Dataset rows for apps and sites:
- - -
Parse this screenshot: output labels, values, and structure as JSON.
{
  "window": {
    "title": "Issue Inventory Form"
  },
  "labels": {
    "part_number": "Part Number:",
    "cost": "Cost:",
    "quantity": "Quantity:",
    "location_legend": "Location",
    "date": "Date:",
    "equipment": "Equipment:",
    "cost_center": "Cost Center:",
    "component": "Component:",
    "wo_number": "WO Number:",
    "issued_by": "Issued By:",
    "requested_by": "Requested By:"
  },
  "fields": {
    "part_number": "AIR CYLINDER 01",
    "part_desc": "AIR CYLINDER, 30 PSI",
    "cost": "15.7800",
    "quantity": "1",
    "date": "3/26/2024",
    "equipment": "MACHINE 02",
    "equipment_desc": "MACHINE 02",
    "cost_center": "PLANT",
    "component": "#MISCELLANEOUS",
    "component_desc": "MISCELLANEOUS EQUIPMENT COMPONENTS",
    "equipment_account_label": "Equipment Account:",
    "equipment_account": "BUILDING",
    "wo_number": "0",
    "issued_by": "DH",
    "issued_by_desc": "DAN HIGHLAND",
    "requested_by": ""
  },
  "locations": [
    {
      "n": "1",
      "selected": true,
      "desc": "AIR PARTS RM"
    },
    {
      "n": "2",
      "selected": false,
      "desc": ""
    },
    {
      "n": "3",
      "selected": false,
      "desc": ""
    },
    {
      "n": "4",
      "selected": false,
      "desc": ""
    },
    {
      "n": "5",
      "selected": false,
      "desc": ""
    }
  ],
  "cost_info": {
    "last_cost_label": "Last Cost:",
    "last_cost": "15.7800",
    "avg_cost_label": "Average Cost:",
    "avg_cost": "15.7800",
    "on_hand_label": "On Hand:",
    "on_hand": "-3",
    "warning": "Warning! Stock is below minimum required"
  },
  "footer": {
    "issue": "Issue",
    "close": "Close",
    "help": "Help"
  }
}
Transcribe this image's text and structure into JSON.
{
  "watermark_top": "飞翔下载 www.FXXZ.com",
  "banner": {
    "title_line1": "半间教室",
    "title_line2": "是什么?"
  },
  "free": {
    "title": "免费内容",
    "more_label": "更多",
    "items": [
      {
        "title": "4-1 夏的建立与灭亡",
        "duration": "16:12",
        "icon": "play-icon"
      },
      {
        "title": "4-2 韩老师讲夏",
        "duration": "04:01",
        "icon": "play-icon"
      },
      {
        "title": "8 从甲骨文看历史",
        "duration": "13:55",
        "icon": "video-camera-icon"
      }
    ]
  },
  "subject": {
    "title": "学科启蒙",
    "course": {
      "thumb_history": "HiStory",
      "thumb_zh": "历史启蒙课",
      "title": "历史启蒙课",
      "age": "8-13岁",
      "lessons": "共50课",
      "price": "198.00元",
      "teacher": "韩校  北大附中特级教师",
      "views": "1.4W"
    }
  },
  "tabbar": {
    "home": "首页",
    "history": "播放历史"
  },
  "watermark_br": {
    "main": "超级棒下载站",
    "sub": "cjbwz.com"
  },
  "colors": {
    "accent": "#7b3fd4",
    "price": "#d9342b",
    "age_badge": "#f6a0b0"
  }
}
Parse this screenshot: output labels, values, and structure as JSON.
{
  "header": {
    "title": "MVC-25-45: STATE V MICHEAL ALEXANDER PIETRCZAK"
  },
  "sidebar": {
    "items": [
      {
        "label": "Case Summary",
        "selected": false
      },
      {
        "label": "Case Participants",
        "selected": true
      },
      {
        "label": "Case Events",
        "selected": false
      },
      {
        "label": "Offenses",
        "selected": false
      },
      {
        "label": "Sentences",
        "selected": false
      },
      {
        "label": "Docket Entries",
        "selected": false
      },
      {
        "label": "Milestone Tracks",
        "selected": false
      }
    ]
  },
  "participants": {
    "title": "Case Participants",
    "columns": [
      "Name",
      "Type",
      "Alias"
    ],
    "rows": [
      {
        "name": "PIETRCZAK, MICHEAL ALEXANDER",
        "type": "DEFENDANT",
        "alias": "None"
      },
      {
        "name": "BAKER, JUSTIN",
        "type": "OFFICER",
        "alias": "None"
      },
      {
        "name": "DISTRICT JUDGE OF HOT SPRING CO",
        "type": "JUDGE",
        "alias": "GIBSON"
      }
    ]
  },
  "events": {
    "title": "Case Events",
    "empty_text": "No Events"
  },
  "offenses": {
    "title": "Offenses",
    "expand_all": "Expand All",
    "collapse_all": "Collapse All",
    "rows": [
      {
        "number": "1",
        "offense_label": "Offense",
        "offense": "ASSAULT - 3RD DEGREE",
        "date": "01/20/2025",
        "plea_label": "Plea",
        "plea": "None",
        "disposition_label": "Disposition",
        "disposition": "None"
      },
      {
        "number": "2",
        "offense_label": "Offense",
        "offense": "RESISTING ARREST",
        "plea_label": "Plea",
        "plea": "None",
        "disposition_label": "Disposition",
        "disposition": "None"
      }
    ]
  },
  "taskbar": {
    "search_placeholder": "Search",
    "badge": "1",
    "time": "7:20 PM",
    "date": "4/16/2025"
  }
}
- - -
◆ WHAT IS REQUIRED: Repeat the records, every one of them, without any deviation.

◆ EXERCISE RESPONSE:
Parse this screenshot: output labels, values, and structure as JSON.
{
  "window": {
    "title": "Issue Inventory Form"
  },
  "labels": {
    "part_number": "Part Number:",
    "cost": "Cost:",
    "quantity": "Quantity:",
    "location_legend": "Location",
    "date": "Date:",
    "equipment": "Equipment:",
    "cost_center": "Cost Center:",
    "component": "Component:",
    "wo_number": "WO Number:",
    "issued_by": "Issued By:",
    "requested_by": "Requested By:"
  },
  "fields": {
    "part_number": "AIR CYLINDER 01",
    "part_desc": "AIR CYLINDER, 30 PSI",
    "cost": "15.7800",
    "quantity": "1",
    "date": "3/26/2024",
    "equipment": "MACHINE 02",
    "equipment_desc": "MACHINE 02",
    "cost_center": "PLANT",
    "component": "#MISCELLANEOUS",
    "component_desc": "MISCELLANEOUS EQUIPMENT COMPONENTS",
    "equipment_account_label": "Equipment Account:",
    "equipment_account": "BUILDING",
    "wo_number": "0",
    "issued_by": "DH",
    "issued_by_desc": "DAN HIGHLAND",
    "requested_by": ""
  },
  "locations": [
    {
      "n": "1",
      "selected": true,
      "desc": "AIR PARTS RM"
    },
    {
      "n": "2",
      "selected": false,
      "desc": ""
    },
    {
      "n": "3",
      "selected": false,
      "desc": ""
    },
    {
      "n": "4",
      "selected": false,
      "desc": ""
    },
    {
      "n": "5",
      "selected": false,
      "desc": ""
    }
  ],
  "cost_info": {
    "last_cost_label": "Last Cost:",
    "last_cost": "15.7800",
    "avg_cost_label": "Average Cost:",
    "avg_cost": "15.7800",
    "on_hand_label": "On Hand:",
    "on_hand": "-3",
    "warning": "Warning! Stock is below minimum required"
  },
  "footer": {
    "issue": "Issue",
    "close": "Close",
    "help": "Help"
  }
}
Transcribe this image's text and structure into JSON.
{
  "watermark_top": "飞翔下载 www.FXXZ.com",
  "banner": {
    "title_line1": "半间教室",
    "title_line2": "是什么?"
  },
  "free": {
    "title": "免费内容",
    "more_label": "更多",
    "items": [
      {
        "title": "4-1 夏的建立与灭亡",
        "duration": "16:12",
        "icon": "play-icon"
      },
      {
        "title": "4-2 韩老师讲夏",
        "duration": "04:01",
        "icon": "play-icon"
      },
      {
        "title": "8 从甲骨文看历史",
        "duration": "13:55",
        "icon": "video-camera-icon"
      }
    ]
  },
  "subject": {
    "title": "学科启蒙",
    "course": {
      "thumb_history": "HiStory",
      "thumb_zh": "历史启蒙课",
      "title": "历史启蒙课",
      "age": "8-13岁",
      "lessons": "共50课",
      "price": "198.00元",
      "teacher": "韩校  北大附中特级教师",
      "views": "1.4W"
    }
  },
  "tabbar": {
    "home": "首页",
    "history": "播放历史"
  },
  "watermark_br": {
    "main": "超级棒下载站",
    "sub": "cjbwz.com"
  },
  "colors": {
    "accent": "#7b3fd4",
    "price": "#d9342b",
    "age_badge": "#f6a0b0"
  }
}
Parse this screenshot: output labels, values, and structure as JSON.
{
  "header": {
    "title": "MVC-25-45: STATE V MICHEAL ALEXANDER PIETRCZAK"
  },
  "sidebar": {
    "items": [
      {
        "label": "Case Summary",
        "selected": false
      },
      {
        "label": "Case Participants",
        "selected": true
      },
      {
        "label": "Case Events",
        "selected": false
      },
      {
        "label": "Offenses",
        "selected": false
      },
      {
        "label": "Sentences",
        "selected": false
      },
      {
        "label": "Docket Entries",
        "selected": false
      },
      {
        "label": "Milestone Tracks",
        "selected": false
      }
    ]
  },
  "participants": {
    "title": "Case Participants",
    "columns": [
      "Name",
      "Type",
      "Alias"
    ],
    "rows": [
      {
        "name": "PIETRCZAK, MICHEAL ALEXANDER",
        "type": "DEFENDANT",
        "alias": "None"
      },
      {
        "name": "BAKER, JUSTIN",
        "type": "OFFICER",
        "alias": "None"
      },
      {
        "name": "DISTRICT JUDGE OF HOT SPRING CO",
        "type": "JUDGE",
        "alias": "GIBSON"
      }
    ]
  },
  "events": {
    "title": "Case Events",
    "empty_text": "No Events"
  },
  "offenses": {
    "title": "Offenses",
    "expand_all": "Expand All",
    "collapse_all": "Collapse All",
    "rows": [
      {
        "number": "1",
        "offense_label": "Offense",
        "offense": "ASSAULT - 3RD DEGREE",
        "date": "01/20/2025",
        "plea_label": "Plea",
        "plea": "None",
        "disposition_label": "Disposition",
        "disposition": "None"
      },
      {
        "number": "2",
        "offense_label": "Offense",
        "offense": "RESISTING ARREST",
        "plea_label": "Plea",
        "plea": "None",
        "disposition_label": "Disposition",
        "disposition": "None"
      }
    ]
  },
  "taskbar": {
    "search_placeholder": "Search",
    "badge": "1",
    "time": "7:20 PM",
    "date": "4/16/2025"
  }
}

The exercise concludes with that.